Australia’s Internet censorship plans featured on tonight’s episode of Four Corners. The delightful Clive Hamilton, proud father of Australia’s Internet censorship scheme, was there bravely guarding the morals of our country.
Hamilton kindly let the nation know he is definitely opposed to bestiality and coprophilia, but he’s not quite so big on the virtue of telling the truth.
Hamilton said on Four Corners:
We commissioned a poll which showed that parents of teenage children are extremely concerned about their children’s access to porn on the Internet and when we asked them explicitly whether they would support a mandatory filter on Internet service providers to prevent extreme and violent pornography coming into the home an astonishing 93 per cent said yes they would support that.
Wow. 93% support compulsory Internet censorship. Hamilton did the numbers, so it must be true, right?
According to the Australia Institute, Hamilton’s own think tank that carried out the poll he mentioned, respondents to the poll weren’t asked about “mandatory filters” at all. The Australia Institute 2003 poll on net censorship (pdf file) says (p23) :
Finally, parents were asked about their support for the two new strategies proposed in this paper to protect children from Internet pornography, that is, mandatory blocking of pornography by ISPs and educating children on the risks of pornography. They were first asked the following:
Would you support a system which automatically filtered out Internet pornography going into homes unless adult users asked otherwise?

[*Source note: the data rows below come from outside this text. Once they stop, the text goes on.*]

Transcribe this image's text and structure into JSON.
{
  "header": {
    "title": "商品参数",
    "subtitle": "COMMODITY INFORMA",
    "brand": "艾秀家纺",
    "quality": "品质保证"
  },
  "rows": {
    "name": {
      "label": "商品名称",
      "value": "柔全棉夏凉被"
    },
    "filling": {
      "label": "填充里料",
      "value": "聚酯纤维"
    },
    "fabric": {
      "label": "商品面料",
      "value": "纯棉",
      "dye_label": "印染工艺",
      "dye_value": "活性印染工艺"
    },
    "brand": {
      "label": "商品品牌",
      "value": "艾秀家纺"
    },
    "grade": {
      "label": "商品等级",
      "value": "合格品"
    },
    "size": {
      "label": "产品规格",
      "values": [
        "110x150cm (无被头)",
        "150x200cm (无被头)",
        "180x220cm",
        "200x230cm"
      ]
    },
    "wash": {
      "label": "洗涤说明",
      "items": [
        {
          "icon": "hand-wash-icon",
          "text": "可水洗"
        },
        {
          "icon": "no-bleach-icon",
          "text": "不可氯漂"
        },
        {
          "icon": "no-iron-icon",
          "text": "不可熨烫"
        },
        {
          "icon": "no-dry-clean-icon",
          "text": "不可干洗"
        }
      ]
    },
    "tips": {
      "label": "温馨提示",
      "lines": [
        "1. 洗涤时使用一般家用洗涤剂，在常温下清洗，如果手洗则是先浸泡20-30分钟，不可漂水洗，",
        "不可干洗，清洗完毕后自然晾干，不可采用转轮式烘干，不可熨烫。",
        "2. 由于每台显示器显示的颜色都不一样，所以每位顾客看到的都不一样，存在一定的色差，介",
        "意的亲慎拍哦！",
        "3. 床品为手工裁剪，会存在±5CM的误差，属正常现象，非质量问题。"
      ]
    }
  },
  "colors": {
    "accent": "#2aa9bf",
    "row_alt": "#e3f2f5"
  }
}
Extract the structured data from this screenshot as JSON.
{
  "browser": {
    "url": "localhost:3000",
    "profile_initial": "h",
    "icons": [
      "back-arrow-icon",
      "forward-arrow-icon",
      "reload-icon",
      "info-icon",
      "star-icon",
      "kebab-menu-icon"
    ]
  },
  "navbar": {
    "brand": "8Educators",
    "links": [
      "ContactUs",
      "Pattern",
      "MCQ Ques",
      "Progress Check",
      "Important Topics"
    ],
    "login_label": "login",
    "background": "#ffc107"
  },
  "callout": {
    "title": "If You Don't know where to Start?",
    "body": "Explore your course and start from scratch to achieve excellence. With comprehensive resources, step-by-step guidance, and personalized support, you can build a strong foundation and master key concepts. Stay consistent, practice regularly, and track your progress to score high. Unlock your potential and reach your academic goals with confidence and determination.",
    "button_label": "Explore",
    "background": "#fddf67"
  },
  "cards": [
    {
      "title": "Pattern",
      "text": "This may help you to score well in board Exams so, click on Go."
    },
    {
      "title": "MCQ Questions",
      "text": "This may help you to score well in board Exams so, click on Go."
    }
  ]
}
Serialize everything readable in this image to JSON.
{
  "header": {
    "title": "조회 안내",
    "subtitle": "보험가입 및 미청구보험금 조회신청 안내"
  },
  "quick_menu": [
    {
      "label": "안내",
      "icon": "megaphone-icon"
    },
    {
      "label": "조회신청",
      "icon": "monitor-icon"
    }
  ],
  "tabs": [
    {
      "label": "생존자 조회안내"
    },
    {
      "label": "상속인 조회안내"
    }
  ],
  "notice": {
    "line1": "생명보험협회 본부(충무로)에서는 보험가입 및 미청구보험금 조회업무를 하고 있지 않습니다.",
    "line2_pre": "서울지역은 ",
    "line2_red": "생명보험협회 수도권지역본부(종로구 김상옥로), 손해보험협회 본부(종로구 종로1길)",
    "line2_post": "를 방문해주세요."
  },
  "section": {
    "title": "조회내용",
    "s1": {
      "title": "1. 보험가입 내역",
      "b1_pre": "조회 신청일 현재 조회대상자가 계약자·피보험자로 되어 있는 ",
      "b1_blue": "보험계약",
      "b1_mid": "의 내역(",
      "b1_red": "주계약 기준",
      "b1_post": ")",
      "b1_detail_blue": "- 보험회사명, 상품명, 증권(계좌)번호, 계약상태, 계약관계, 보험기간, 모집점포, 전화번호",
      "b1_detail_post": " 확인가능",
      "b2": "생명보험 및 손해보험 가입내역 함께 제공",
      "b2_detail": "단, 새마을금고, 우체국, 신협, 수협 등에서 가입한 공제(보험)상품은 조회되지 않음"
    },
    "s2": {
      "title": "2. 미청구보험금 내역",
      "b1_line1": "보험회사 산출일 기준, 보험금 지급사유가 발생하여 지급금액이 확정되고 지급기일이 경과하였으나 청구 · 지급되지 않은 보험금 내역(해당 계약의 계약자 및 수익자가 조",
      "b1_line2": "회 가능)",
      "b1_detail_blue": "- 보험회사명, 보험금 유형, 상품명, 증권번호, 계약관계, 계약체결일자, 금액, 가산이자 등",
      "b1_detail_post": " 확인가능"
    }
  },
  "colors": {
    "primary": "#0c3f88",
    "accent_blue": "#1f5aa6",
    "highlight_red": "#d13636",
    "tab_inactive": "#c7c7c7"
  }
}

So parents weren’t asked if they supported compulsory censorship at all! They were asked if they supported optional censorship. Hamilton has been caught out in a pure and simple lie.
How can we take anything else he says about Internet censorship seriously?
Note the slippery wording of the report. It says parents were asked about “mandatory blocking”, but the question quoted in the poll only talks about optional censorship.
The other fascinating thing about the program was the “town hall” meetings about how to get around Internet censorship, apparently linked in some way to Exit International, the pro-voluntary-euthanasia organisation. This seems like an excellent way to take opposition to Government Internet censorship plans off the Net and into broader society.